“It would seem that a sharp clash of personalities, rather than a simple difference of opinion over policy, must have led to this wide split between the company’s owners and its managers,” Austin wrote.
In the end, under increasing pressure, Kulp finally surrendered, announcing his retirement in October of 1959, which came hand-in-hand with the sale of the majority of Wilson-Jones shares to Swingline. By 1963, Swingline gained complete ownership of the company.
Soon enough, the Franklin Boulevard plant, like the Bunte Brothers factory before it, was left abandoned, although Wilson-Jones did maintain a Chicago factory under Swingline ownership, at 6150 W. Touhy Avenue in Niles. That building was still in use through the 1980s, but was finally closed and demolished in 1995. Swingline, by that point, had been purchased by American Brands, which moved most of the corporation’s manufacturing (despite what the name would suggest) to Mexico. Both Swingline and Wilson-Jones carry on under the ACCO Brands banner today.
[1916 advertisement for the Marvel Punch, originally made by the Samuel C. Tatum Co. in Cincinnati, OH]
Geyer’s Stationer, Vol. 55 (1913)
The American Stationer, Vol. 74 (1913), Vol. 86 (1920)
Office Appliances; The Magazine of Office Equipment, Volume 32 (1920)
The Advocate: America’s Jewish Journal, Volume 61 (1921)
“Pays 22 Year Old Board Bill” – American Stationer, Dec 26, 1925
“Wilson Jones Reports Sharp Earnings Gain” – Chicago Tribune, March 16, 1936
“Strikers Ousted” – Chicago Tribune, March 23, 1937
“Wilson Jones in Forum” – Financial World, Feb 10, 1960
Proxy Contests and Corporate Reform, by Douglas V. Austin, 1965
Tools of Business, an Encyclopedia of Office Equipment and Labor Saving Devices, edited by Elmer Herny Beach
“Sons of Confederate Veterans Rebel at Idea of Planned Lincoln Exhibit” by Noel E. Oman in the Arkansas Democrat-Gazette, September 5, 2003
Archived Reader Comments:
“My mother, Mildred Uhl worked at Wilson-Jones from 1946-1973. I do have some photos in a retirement book. Will plan a museum visit this spring. All places in that area are very familiar in my youth. Good luck in your venture.” —Marilyn Uhl, 2019
“The Marvel Hole Punch was born from the labor of Alexander and Chesley Dom in 1915. It was the original property of the Sam’l C. Tatum Company who sold thousands of them. In 1922 the Tatum Company sold their hole punch interest to a company called Delmar, who later sold it to the Wilson-Jones Company. Needless to say, the Marvel has been one of the longest running office machines ever.

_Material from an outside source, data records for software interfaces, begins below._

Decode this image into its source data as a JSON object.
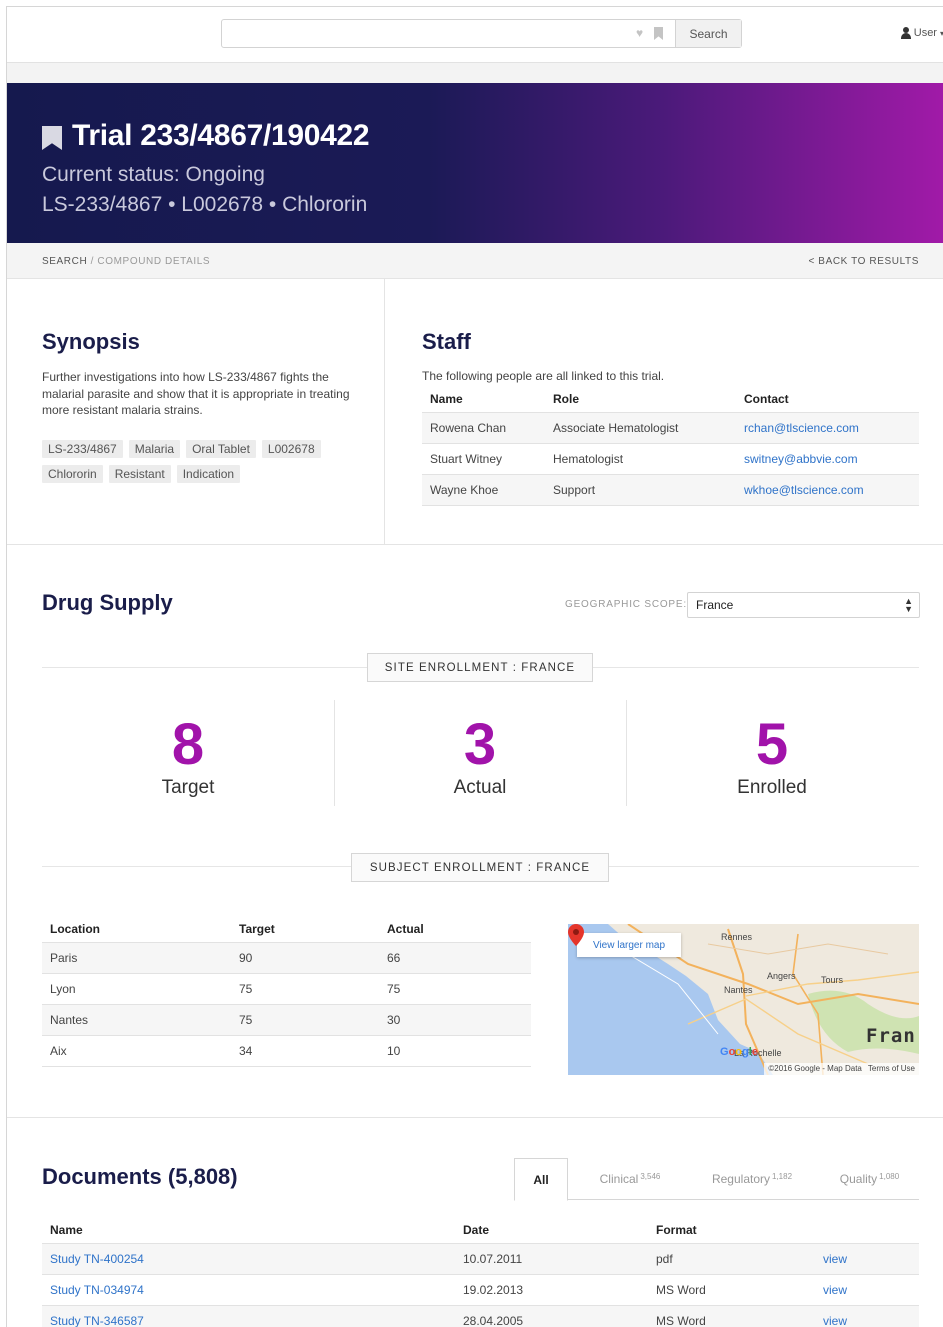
{
  "header": {
    "search": {
      "value": "",
      "placeholder": "",
      "button_label": "Search"
    },
    "user_label": "User"
  },
  "hero": {
    "title": "Trial 233/4867/190422",
    "status": "Current status: Ongoing",
    "ids": "LS-233/4867 • L002678 • Chlororin"
  },
  "breadcrumb": {
    "root": "SEARCH",
    "separator": " / ",
    "current": "COMPOUND DETAILS",
    "back": "< BACK TO RESULTS"
  },
  "synopsis": {
    "heading": "Synopsis",
    "text": "Further investigations into how LS-233/4867 fights the malarial parasite and show that it is appropriate in treating more resistant malaria strains.",
    "tags": [
      "LS-233/4867",
      "Malaria",
      "Oral Tablet",
      "L002678",
      "Chlororin",
      "Resistant",
      "Indication"
    ]
  },
  "staff": {
    "heading": "Staff",
    "intro": "The following people are all linked to this trial.",
    "columns": [
      "Name",
      "Role",
      "Contact"
    ],
    "rows": [
      [
        "Rowena Chan",
        "Associate Hematologist",
        "rchan@tlscience.com"
      ],
      [
        "Stuart Witney",
        "Hematologist",
        "switney@abbvie.com"
      ],
      [
        "Wayne Khoe",
        "Support",
        "wkhoe@tlscience.com"
      ]
    ]
  },
  "drug_supply": {
    "heading": "Drug Supply",
    "scope_label": "GEOGRAPHIC SCOPE:",
    "scope_value": "France",
    "site_enrollment_label": "SITE ENROLLMENT : FRANCE",
    "stats": [
      {
        "value": "8",
        "label": "Target"
      },
      {
        "value": "3",
        "label": "Actual"
      },
      {
        "value": "5",
        "label": "Enrolled"
      }
    ],
    "subject_enrollment_label": "SUBJECT ENROLLMENT : FRANCE",
    "table": {
      "columns": [
        "Location",
        "Target",
        "Actual"
      ],
      "rows": [
        [
          "Paris",
          "90",
          "66"
        ],
        [
          "Lyon",
          "75",
          "75"
        ],
        [
          "Nantes",
          "75",
          "30"
        ],
        [
          "Aix",
          "34",
          "10"
        ]
      ]
    },
    "map": {
      "button": "View larger map",
      "cities": [
        "Rennes",
        "Angers",
        "Tours",
        "Nantes",
        "La Rochelle"
      ],
      "country_label": "Fran",
      "attribution": "©2016 Google - Map Data",
      "terms": "Terms of Use",
      "logo": "Google",
      "colors": {
        "water": "#a9c8ef",
        "land": "#efe9de",
        "marker": "#e5352b"
      }
    }
  },
  "documents": {
    "heading": "Documents (5,808)",
    "tabs": [
      {
        "label": "All",
        "count": ""
      },
      {
        "label": "Clinical",
        "count": "3,546"
      },
      {
        "label": "Regulatory",
        "count": "1,182"
      },
      {
        "label": "Quality",
        "count": "1,080"
      }
    ],
    "columns": [
      "Name",
      "Date",
      "Format",
      ""
    ],
    "rows": [
      [
        "Study TN-400254",
        "10.07.2011",
        "pdf",
        "view"
      ],
      [
        "Study TN-034974",
        "19.02.2013",
        "MS Word",
        "view"
      ],
      [
        "Study TN-346587",
        "28.04.2005",
        "MS Word",
        "view"
      ]
    ]
  },
  "colors": {
    "accent": "#a113aa",
    "hero_start": "#15194e",
    "hero_end": "#a11aa8",
    "link": "#2f73c9",
    "heading": "#1a1d4a"
  }
}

I greatly enjoyed your article – nicely done.” —Curtis Scaglione, 2018
“American Stationer and Office Manager – Volume 91 – Page 30, 1922:
… THE Sam’l C. Tatum Company of Cincinnati, O., have sold their line of Office Punches to a new company recently formed, known as the Delmar Manufacturing Company. The new company will specialize on office punches and expect to add …
National Association News – Volumes 7-8, 1923:
The Sam’l C. Tatum Company, of Cincinnati, Ohio, announces that it has disposed of its punch department In the Delmar Manufacturing Company, of Cincinnati, which is a new company and expects to introduce several additional punches for …
US Patent No. 1,154,294 dated September 15, 1915
I have not been able to confirm the day Wilson-Jones acquired the right to the Improved Hummer line of hole punches, but believe it to be the mid 1920’s. It is more likely Ralph Wilson bought Delmar Manufacturing Company in total and put more effort towards the production of the hole punches and as a result made the Marvel a major money maker for his company.
I became interested in this line of machines when I noticed everyone on eBay trying to sale an Improved Hummer or a Marvel always believed their example was from the 1940’s – 1950’s. Through my own curiosity, I learned that both machines can date to 1915 and as late as a few years ago. Of course, which manufacturer’s name is on the machine, which improvements or on the machine, and what color the machine is can help to establish a pretty close date of manufacture.
Here are a few of my machines and some of my research: http://mystaplers.com/Punches.html”
–Curtis Scaglione, 2018